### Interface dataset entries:
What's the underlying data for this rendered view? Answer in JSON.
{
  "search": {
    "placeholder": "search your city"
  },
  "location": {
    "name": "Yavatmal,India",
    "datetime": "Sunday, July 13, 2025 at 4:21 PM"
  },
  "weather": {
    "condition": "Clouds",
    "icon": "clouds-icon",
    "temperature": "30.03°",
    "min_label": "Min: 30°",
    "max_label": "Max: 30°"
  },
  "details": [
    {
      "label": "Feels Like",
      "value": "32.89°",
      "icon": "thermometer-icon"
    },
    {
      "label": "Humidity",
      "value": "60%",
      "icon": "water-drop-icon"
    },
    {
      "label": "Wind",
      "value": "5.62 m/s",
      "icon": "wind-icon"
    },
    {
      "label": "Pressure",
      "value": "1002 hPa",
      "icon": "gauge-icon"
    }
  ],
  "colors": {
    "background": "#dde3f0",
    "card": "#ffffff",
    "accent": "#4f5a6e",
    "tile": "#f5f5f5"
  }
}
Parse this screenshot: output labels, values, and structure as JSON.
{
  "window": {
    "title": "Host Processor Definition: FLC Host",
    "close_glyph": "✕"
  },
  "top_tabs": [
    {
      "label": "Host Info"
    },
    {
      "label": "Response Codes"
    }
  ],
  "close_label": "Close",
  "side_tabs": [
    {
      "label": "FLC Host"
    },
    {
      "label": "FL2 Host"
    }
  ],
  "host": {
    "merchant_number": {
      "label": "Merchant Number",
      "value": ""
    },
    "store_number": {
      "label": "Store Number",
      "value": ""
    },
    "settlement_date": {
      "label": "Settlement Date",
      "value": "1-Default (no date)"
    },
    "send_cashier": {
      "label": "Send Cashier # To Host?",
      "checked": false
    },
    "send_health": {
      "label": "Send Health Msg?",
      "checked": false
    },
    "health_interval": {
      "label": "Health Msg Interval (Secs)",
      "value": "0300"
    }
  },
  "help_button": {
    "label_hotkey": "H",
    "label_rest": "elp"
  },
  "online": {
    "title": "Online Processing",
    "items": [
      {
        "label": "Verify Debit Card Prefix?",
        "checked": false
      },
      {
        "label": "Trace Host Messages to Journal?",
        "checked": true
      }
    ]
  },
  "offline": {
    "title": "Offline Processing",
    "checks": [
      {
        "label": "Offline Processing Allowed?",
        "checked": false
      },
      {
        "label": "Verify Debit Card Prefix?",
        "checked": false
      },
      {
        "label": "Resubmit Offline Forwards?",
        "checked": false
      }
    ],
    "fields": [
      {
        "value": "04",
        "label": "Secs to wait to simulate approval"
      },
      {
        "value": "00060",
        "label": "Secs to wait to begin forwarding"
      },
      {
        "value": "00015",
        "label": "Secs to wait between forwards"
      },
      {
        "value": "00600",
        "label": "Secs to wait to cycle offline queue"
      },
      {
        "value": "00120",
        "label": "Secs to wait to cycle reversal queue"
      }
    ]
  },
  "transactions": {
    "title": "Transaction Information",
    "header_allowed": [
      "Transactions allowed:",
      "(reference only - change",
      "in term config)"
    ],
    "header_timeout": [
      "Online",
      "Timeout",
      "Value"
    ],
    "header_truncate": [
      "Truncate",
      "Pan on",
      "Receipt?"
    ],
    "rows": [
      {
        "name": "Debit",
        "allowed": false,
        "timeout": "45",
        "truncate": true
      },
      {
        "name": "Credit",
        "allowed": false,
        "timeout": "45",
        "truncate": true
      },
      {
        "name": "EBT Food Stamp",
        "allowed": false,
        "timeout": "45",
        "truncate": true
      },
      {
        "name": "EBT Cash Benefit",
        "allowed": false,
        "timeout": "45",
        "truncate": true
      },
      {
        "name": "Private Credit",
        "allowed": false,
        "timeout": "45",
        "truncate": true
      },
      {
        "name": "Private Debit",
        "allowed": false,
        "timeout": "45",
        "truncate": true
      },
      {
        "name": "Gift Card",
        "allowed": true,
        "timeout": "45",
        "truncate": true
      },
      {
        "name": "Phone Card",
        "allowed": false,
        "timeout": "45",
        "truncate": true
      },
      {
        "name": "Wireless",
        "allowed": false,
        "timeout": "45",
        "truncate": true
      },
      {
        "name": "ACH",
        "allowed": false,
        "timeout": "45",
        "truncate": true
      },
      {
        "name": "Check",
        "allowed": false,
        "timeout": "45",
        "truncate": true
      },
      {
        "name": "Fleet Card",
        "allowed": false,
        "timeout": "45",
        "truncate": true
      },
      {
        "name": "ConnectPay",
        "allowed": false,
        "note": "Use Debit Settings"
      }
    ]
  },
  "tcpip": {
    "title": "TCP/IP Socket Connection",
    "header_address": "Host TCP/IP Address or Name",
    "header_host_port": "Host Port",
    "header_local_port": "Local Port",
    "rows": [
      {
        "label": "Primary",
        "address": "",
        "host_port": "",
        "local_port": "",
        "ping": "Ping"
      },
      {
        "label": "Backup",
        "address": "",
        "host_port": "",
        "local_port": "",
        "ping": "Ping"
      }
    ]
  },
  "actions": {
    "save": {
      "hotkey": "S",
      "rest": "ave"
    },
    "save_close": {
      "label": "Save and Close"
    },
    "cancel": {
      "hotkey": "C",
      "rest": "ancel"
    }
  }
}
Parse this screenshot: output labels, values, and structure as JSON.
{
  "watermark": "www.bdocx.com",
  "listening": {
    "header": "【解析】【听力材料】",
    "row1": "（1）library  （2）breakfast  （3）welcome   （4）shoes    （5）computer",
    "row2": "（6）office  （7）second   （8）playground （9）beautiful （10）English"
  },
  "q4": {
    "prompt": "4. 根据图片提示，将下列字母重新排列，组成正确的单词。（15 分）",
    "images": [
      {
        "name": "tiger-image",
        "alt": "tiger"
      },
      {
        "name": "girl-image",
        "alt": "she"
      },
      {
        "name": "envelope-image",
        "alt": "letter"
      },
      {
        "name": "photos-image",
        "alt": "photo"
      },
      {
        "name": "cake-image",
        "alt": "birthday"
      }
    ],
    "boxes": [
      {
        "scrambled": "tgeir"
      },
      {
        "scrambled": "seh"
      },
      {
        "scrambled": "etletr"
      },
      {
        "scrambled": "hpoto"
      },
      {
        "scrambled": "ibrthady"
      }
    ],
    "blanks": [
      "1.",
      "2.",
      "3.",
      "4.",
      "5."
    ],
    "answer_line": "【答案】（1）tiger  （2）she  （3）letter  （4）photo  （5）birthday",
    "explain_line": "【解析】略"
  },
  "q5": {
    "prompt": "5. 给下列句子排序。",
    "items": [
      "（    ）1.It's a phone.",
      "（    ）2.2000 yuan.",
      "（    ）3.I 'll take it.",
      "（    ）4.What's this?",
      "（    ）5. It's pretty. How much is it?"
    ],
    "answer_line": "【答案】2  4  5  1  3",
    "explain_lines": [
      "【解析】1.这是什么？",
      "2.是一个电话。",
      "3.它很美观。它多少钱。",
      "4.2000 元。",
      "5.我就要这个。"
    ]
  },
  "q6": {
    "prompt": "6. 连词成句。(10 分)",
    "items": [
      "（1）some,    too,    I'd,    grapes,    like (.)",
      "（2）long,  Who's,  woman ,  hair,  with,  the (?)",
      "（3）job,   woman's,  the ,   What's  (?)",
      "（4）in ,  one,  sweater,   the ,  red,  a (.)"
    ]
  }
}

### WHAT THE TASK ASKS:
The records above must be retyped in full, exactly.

### OUTPUT:
What's the underlying data for this rendered view? Answer in JSON.
{
  "search": {
    "placeholder": "search your city"
  },
  "location": {
    "name": "Yavatmal,India",
    "datetime": "Sunday, July 13, 2025 at 4:21 PM"
  },
  "weather": {
    "condition": "Clouds",
    "icon": "clouds-icon",
    "temperature": "30.03°",
    "min_label": "Min: 30°",
    "max_label": "Max: 30°"
  },
  "details": [
    {
      "label": "Feels Like",
      "value": "32.89°",
      "icon": "thermometer-icon"
    },
    {
      "label": "Humidity",
      "value": "60%",
      "icon": "water-drop-icon"
    },
    {
      "label": "Wind",
      "value": "5.62 m/s",
      "icon": "wind-icon"
    },
    {
      "label": "Pressure",
      "value": "1002 hPa",
      "icon": "gauge-icon"
    }
  ],
  "colors": {
    "background": "#dde3f0",
    "card": "#ffffff",
    "accent": "#4f5a6e",
    "tile": "#f5f5f5"
  }
}
Parse this screenshot: output labels, values, and structure as JSON.
{
  "window": {
    "title": "Host Processor Definition: FLC Host",
    "close_glyph": "✕"
  },
  "top_tabs": [
    {
      "label": "Host Info"
    },
    {
      "label": "Response Codes"
    }
  ],
  "close_label": "Close",
  "side_tabs": [
    {
      "label": "FLC Host"
    },
    {
      "label": "FL2 Host"
    }
  ],
  "host": {
    "merchant_number": {
      "label": "Merchant Number",
      "value": ""
    },
    "store_number": {
      "label": "Store Number",
      "value": ""
    },
    "settlement_date": {
      "label": "Settlement Date",
      "value": "1-Default (no date)"
    },
    "send_cashier": {
      "label": "Send Cashier # To Host?",
      "checked": false
    },
    "send_health": {
      "label": "Send Health Msg?",
      "checked": false
    },
    "health_interval": {
      "label": "Health Msg Interval (Secs)",
      "value": "0300"
    }
  },
  "help_button": {
    "label_hotkey": "H",
    "label_rest": "elp"
  },
  "online": {
    "title": "Online Processing",
    "items": [
      {
        "label": "Verify Debit Card Prefix?",
        "checked": false
      },
      {
        "label": "Trace Host Messages to Journal?",
        "checked": true
      }
    ]
  },
  "offline": {
    "title": "Offline Processing",
    "checks": [
      {
        "label": "Offline Processing Allowed?",
        "checked": false
      },
      {
        "label": "Verify Debit Card Prefix?",
        "checked": false
      },
      {
        "label": "Resubmit Offline Forwards?",
        "checked": false
      }
    ],
    "fields": [
      {
        "value": "04",
        "label": "Secs to wait to simulate approval"
      },
      {
        "value": "00060",
        "label": "Secs to wait to begin forwarding"
      },
      {
        "value": "00015",
        "label": "Secs to wait between forwards"
      },
      {
        "value": "00600",
        "label": "Secs to wait to cycle offline queue"
      },
      {
        "value": "00120",
        "label": "Secs to wait to cycle reversal queue"
      }
    ]
  },
  "transactions": {
    "title": "Transaction Information",
    "header_allowed": [
      "Transactions allowed:",
      "(reference only - change",
      "in term config)"
    ],
    "header_timeout": [
      "Online",
      "Timeout",
      "Value"
    ],
    "header_truncate": [
      "Truncate",
      "Pan on",
      "Receipt?"
    ],
    "rows": [
      {
        "name": "Debit",
        "allowed": false,
        "timeout": "45",
        "truncate": true
      },
      {
        "name": "Credit",
        "allowed": false,
        "timeout": "45",
        "truncate": true
      },
      {
        "name": "EBT Food Stamp",
        "allowed": false,
        "timeout": "45",
        "truncate": true
      },
      {
        "name": "EBT Cash Benefit",
        "allowed": false,
        "timeout": "45",
        "truncate": true
      },
      {
        "name": "Private Credit",
        "allowed": false,
        "timeout": "45",
        "truncate": true
      },
      {
        "name": "Private Debit",
        "allowed": false,
        "timeout": "45",
        "truncate": true
      },
      {
        "name": "Gift Card",
        "allowed": true,
        "timeout": "45",
        "truncate": true
      },
      {
        "name": "Phone Card",
        "allowed": false,
        "timeout": "45",
        "truncate": true
      },
      {
        "name": "Wireless",
        "allowed": false,
        "timeout": "45",
        "truncate": true
      },
      {
        "name": "ACH",
        "allowed": false,
        "timeout": "45",
        "truncate": true
      },
      {
        "name": "Check",
        "allowed": false,
        "timeout": "45",
        "truncate": true
      },
      {
        "name": "Fleet Card",
        "allowed": false,
        "timeout": "45",
        "truncate": true
      },
      {
        "name": "ConnectPay",
        "allowed": false,
        "note": "Use Debit Settings"
      }
    ]
  },
  "tcpip": {
    "title": "TCP/IP Socket Connection",
    "header_address": "Host TCP/IP Address or Name",
    "header_host_port": "Host Port",
    "header_local_port": "Local Port",
    "rows": [
      {
        "label": "Primary",
        "address": "",
        "host_port": "",
        "local_port": "",
        "ping": "Ping"
      },
      {
        "label": "Backup",
        "address": "",
        "host_port": "",
        "local_port": "",
        "ping": "Ping"
      }
    ]
  },
  "actions": {
    "save": {
      "hotkey": "S",
      "rest": "ave"
    },
    "save_close": {
      "label": "Save and Close"
    },
    "cancel": {
      "hotkey": "C",
      "rest": "ancel"
    }
  }
}
Parse this screenshot: output labels, values, and structure as JSON.
{
  "watermark": "www.bdocx.com",
  "listening": {
    "header": "【解析】【听力材料】",
    "row1": "（1）library  （2）breakfast  （3）welcome   （4）shoes    （5）computer",
    "row2": "（6）office  （7）second   （8）playground （9）beautiful （10）English"
  },
  "q4": {
    "prompt": "4. 根据图片提示，将下列字母重新排列，组成正确的单词。（15 分）",
    "images": [
      {
        "name": "tiger-image",
        "alt": "tiger"
      },
      {
        "name": "girl-image",
        "alt": "she"
      },
      {
        "name": "envelope-image",
        "alt": "letter"
      },
      {
        "name": "photos-image",
        "alt": "photo"
      },
      {
        "name": "cake-image",
        "alt": "birthday"
      }
    ],
    "boxes": [
      {
        "scrambled": "tgeir"
      },
      {
        "scrambled": "seh"
      },
      {
        "scrambled": "etletr"
      },
      {
        "scrambled": "hpoto"
      },
      {
        "scrambled": "ibrthady"
      }
    ],
    "blanks": [
      "1.",
      "2.",
      "3.",
      "4.",
      "5."
    ],
    "answer_line": "【答案】（1）tiger  （2）she  （3）letter  （4）photo  （5）birthday",
    "explain_line": "【解析】略"
  },
  "q5": {
    "prompt": "5. 给下列句子排序。",
    "items": [
      "（    ）1.It's a phone.",
      "（    ）2.2000 yuan.",
      "（    ）3.I 'll take it.",
      "（    ）4.What's this?",
      "（    ）5. It's pretty. How much is it?"
    ],
    "answer_line": "【答案】2  4  5  1  3",
    "explain_lines": [
      "【解析】1.这是什么？",
      "2.是一个电话。",
      "3.它很美观。它多少钱。",
      "4.2000 元。",
      "5.我就要这个。"
    ]
  },
  "q6": {
    "prompt": "6. 连词成句。(10 分)",
    "items": [
      "（1）some,    too,    I'd,    grapes,    like (.)",
      "（2）long,  Who's,  woman ,  hair,  with,  the (?)",
      "（3）job,   woman's,  the ,   What's  (?)",
      "（4）in ,  one,  sweater,   the ,  red,  a (.)"
    ]
  }
}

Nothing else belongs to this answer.